And it isn't just teenage girls. The most likely age for boys to be trafficked into the sex industry is eleven to thirteen. Know where your kids are and be sure to teach them safety tips. Here's a list from the article. The author was talking about safe trick-or-treating, but most of these tips are appropriate all the time:
1. Never go into anyone’s house.
2. Never get into a car - even if you know the person.
3. Do not dress promiscuously - so not to draw attention.
4. Warn them about older peers that pay attention to them.
5. Always have check-in times.
6. Take a picture of your child before they leave for trick or treating. That way if they go missing, you’ll have an updated picture for Smart911.
7. Sign up for Smart911:


phil dunton said...

Where did this occur and what nationality was the store owner?

Steven Cass said...

I was in Chicago about fifteen years ago with some friends. (We were all living in the Twin Cities at that time, so the girls have no excuse for their behavior...) We were in uh... Greek Town? It was an area that had lots of Greek food. ANYWAY!

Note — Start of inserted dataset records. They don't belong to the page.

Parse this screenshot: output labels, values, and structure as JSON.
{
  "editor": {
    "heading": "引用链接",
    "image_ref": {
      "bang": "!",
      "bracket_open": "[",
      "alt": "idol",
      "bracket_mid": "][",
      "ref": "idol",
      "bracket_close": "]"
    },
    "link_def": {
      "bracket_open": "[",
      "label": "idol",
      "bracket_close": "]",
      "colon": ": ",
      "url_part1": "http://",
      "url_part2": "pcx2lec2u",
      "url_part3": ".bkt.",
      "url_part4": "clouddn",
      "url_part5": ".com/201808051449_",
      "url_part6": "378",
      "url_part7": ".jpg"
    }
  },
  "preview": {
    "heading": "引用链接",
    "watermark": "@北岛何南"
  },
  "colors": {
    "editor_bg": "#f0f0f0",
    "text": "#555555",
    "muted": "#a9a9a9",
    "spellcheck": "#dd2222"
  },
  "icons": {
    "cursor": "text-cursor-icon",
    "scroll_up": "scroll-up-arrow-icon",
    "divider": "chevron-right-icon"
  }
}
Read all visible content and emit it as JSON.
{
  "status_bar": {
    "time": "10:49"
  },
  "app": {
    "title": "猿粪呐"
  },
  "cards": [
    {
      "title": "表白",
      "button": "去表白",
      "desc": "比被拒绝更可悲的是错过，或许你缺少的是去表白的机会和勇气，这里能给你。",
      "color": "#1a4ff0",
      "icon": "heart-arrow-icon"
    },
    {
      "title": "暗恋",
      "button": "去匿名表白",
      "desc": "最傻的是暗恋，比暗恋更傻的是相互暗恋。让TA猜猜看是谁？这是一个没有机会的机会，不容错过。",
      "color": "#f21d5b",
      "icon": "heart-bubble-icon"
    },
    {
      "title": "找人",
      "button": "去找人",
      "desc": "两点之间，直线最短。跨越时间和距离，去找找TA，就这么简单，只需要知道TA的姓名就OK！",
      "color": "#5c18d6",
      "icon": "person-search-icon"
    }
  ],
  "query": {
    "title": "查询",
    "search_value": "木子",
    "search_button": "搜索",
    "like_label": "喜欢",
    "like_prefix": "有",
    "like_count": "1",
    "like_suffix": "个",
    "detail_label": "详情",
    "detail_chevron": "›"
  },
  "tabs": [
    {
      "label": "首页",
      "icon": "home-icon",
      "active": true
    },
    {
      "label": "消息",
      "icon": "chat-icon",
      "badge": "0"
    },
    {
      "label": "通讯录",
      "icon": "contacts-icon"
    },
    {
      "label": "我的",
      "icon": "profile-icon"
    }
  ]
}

We were walking down the street and suddenly a limousine pulls up and two large men in tuxedos get out, and steps between me and the guys, separating us from the two girls in our group. These "gentlemen" invited the girls into the limo to go to a "swanky" party, and you know what? These two 22 year old girls WERE GOING TO DO IT! Now, the large "gentlemen", in stepping between us and the girls, had left us in front of the limo. So we REAL gentlemen stepped in front of the limo door and absolutely refused to let the girls go with them. These guys didn't try to assuage our fears, or invite us- no, first they tried to tell us we couldn't tell the girls what to do, and then when that didn't work they began to threaten us. But we didn't move. And the girls WERE STANDING UP FOR THE CREEPOS. But we refused to move or let them go.

Honestly, I was beginning to think those dudes were going to start some poop, but they said "whatever" and got into the limo and left. You know what though? Those girls did not "forgive" us for the rest of the weekend. But I know we did the right thing.

Also, and I know this is getting long, at about the same time "Time" magazine had an article about teen girls in prostitution, and how many of them get started is older guys find them alone at a mall, and the guys offer money to the girls to "model" for them. The article made it clear that this is very, very common. So anybody who has made it this far into my comment take note and prepare your daughters for this.

Mary Ann Kreitzer said...

Thanks so much, Steve. Young people are often very trusting. I know I was. Thank God the world was a safer place. We really need to emphasize to our kids the dangers out there. Thanks for the comment!

Phil, the author of the article didn't identify the nationality of the store owner and I'm not sure where she's from. Check the post and her blog.